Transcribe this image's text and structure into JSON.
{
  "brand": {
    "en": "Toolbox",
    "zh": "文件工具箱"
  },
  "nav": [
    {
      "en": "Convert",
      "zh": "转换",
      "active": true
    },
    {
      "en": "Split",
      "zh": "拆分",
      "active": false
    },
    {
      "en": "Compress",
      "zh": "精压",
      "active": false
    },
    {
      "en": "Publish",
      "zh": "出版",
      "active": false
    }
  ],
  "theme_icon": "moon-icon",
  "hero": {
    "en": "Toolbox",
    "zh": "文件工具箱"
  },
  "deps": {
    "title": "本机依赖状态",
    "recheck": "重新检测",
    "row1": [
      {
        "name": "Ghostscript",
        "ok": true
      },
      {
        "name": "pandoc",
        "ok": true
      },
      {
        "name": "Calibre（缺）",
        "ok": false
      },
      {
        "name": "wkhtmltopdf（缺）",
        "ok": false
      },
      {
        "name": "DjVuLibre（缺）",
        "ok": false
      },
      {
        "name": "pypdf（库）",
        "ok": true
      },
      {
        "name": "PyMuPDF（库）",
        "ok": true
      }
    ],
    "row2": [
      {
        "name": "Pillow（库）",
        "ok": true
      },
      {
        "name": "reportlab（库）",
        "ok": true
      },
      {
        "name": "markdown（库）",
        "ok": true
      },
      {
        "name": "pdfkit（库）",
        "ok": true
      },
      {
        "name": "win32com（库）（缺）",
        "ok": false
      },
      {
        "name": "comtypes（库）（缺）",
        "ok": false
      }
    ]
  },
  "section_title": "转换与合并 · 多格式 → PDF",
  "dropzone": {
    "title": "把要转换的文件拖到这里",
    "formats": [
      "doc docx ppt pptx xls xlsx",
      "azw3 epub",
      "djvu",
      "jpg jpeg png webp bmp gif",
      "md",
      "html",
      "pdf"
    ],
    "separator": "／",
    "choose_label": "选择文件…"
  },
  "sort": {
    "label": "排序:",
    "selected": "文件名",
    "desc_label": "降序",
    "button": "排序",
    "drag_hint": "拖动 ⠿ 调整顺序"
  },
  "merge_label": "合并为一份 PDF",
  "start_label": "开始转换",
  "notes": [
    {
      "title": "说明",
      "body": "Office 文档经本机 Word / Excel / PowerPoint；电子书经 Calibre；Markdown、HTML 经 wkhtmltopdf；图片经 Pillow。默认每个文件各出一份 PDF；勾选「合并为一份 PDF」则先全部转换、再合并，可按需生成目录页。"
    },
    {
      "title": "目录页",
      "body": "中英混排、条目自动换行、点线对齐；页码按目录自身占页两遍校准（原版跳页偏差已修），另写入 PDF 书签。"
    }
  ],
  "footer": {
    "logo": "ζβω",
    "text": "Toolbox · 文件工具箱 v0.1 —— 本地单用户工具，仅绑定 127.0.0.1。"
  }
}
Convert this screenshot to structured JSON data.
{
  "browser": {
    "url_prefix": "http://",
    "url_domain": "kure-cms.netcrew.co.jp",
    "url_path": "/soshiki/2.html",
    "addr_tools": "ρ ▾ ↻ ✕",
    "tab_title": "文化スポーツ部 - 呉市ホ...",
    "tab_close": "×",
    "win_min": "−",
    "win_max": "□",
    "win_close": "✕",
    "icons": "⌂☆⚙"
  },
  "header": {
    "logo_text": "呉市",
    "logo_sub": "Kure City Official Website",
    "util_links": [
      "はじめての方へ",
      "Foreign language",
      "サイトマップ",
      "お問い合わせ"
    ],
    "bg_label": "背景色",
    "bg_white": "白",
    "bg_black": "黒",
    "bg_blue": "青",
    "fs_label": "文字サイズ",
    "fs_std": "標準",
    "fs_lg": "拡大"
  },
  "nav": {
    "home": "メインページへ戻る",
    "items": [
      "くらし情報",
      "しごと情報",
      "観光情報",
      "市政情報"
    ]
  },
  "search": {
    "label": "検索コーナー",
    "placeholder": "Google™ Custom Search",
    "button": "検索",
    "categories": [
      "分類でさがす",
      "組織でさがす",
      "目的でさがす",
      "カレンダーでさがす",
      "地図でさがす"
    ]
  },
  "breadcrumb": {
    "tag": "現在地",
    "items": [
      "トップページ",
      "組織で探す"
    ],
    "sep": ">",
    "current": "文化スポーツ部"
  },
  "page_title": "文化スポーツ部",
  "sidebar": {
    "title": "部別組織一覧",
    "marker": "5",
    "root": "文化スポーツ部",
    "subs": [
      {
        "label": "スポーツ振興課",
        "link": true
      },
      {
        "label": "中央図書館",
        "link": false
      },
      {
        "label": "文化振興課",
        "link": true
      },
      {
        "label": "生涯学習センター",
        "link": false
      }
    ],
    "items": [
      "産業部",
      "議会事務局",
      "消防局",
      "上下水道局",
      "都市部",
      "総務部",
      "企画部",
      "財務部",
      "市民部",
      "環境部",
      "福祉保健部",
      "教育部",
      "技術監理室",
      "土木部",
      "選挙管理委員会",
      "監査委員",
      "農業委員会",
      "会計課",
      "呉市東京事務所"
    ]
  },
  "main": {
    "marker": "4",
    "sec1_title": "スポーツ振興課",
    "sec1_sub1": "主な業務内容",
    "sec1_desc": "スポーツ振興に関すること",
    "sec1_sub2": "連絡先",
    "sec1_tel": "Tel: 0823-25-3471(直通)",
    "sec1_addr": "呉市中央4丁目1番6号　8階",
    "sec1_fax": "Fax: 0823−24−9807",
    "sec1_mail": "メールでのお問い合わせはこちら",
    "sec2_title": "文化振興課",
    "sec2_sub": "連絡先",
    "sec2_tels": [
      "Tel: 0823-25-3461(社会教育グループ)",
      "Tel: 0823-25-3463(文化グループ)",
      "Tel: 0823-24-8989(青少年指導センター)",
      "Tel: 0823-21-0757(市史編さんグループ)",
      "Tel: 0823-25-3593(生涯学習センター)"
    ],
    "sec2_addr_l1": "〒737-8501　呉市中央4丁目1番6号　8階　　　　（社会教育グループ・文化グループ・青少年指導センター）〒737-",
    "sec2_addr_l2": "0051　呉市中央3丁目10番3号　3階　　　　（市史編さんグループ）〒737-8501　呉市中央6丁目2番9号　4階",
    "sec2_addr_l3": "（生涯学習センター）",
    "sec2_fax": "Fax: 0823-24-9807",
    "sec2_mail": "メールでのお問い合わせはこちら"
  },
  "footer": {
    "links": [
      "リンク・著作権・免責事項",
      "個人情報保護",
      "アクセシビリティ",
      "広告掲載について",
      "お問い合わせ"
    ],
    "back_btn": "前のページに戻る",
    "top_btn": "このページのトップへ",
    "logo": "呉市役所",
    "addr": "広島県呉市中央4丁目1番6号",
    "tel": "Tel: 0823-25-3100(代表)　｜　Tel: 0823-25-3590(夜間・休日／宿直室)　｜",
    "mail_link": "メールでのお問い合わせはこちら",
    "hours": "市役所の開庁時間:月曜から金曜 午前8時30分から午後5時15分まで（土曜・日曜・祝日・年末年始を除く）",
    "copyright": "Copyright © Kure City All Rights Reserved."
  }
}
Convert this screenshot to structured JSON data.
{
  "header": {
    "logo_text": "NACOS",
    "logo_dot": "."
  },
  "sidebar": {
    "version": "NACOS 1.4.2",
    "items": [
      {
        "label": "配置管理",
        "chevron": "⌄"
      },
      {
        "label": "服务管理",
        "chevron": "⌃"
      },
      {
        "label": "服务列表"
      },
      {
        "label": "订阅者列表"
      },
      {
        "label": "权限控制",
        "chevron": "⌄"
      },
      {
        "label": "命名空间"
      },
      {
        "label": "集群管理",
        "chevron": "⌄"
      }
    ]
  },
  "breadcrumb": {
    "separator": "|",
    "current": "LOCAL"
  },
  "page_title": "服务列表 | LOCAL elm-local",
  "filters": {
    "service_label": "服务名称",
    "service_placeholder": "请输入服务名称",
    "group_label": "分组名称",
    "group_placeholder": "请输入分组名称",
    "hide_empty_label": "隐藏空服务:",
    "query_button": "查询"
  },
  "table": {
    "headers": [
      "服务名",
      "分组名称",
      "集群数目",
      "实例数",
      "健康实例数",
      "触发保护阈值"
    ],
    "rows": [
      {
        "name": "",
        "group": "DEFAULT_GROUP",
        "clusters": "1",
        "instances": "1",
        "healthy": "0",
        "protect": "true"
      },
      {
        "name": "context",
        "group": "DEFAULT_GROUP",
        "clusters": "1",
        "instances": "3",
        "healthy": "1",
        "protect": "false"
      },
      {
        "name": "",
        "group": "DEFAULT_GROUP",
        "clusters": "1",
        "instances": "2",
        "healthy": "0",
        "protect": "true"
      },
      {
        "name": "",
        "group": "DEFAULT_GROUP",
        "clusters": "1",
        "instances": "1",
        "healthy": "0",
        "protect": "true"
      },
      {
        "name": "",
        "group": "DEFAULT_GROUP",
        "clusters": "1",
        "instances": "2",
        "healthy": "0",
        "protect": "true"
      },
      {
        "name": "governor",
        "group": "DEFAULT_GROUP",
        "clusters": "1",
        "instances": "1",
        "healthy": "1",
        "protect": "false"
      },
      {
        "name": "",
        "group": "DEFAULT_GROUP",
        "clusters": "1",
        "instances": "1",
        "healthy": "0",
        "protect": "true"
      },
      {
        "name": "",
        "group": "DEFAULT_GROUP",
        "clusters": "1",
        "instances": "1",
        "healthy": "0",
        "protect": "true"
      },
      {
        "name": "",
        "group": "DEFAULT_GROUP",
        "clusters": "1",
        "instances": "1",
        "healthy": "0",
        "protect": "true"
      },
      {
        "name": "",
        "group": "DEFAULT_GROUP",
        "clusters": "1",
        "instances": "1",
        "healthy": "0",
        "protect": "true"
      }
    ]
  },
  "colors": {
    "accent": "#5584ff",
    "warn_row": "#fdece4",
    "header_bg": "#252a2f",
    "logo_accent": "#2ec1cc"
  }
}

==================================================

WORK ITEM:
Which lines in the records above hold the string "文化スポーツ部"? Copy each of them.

EXERCISE SOLUTION:
    "tab_title": "文化スポーツ部 - 呉市ホ...",
    "current": "文化スポーツ部"
  "page_title": "文化スポーツ部",
    "root": "文化スポーツ部",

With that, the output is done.